Plan B in Connecticut
Connecticut bishops urged to reverse Plan B decision

.- The Catholic Media Coalition (CMC) has urged the Catholic Bishops of Connecticut to withdraw their decision approving the administration of the potentially abortifacient "Plan B" drug to rape victims at Catholic hospitals in the state.

CMC president Mary Ann Kreitzer wrote a letter to the Connecticut bishops arguing that Plan B and other abortifacient drugs render the womb hostile to newly conceived life and are therefore immoral. 

Connecticut law has recently begun to require hospitals to supply such treatment to rape victims.  It has also forbidden any ovulation tests, which had been used previously to ensure that newly fertilized embryos wouldn’t be endangered by the treatment.

The Connecticut bishops claimed the administration of Plan B was acceptable in the cases where Connecticut law mandated its use because of doubt about the precise effects of the drug.  "Administration of Plan B pills in this instance cannot be judged to be the commission of an abortion," they wrote.

Ms. Kreitzer denied that there is in fact doubt about the effects of Plan B:  "Not only does the manufacturer of the Plan B regimen admit that one of the drug's modes of action is to prevent implantation of a developing baby, but the FDA states it as well."

She expanded her position in a commentary accompanying the letter's release:

"Rape is a horrible crime.  Women need help and support at such a time. But the fact that the woman is the victim of a violent act cannot justify her committing a violent act against her innocent unborn child. It's a grave scandal to have Catholic bishops approve the use of this abortion drug. Their capitulation encourages further coercion by the government against the Church. No less than our First Amendment freedom of religion is at stake."

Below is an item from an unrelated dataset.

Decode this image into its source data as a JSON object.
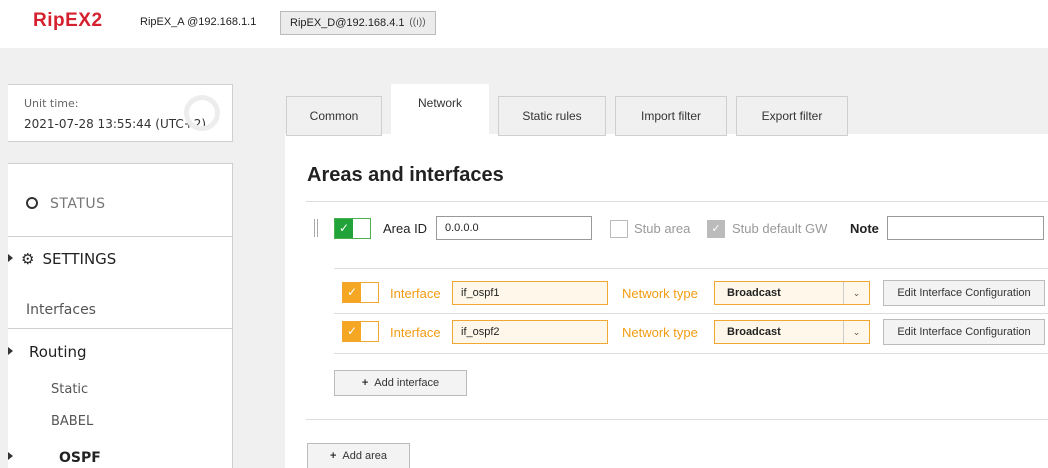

The Catholic Media Coalition is asking concerned Catholics to pray for and to contact the four Catholic bishops of Connecticut.  Its website is at www.catholicmediacoalition.org

Comments

Follow us:

Recent activity: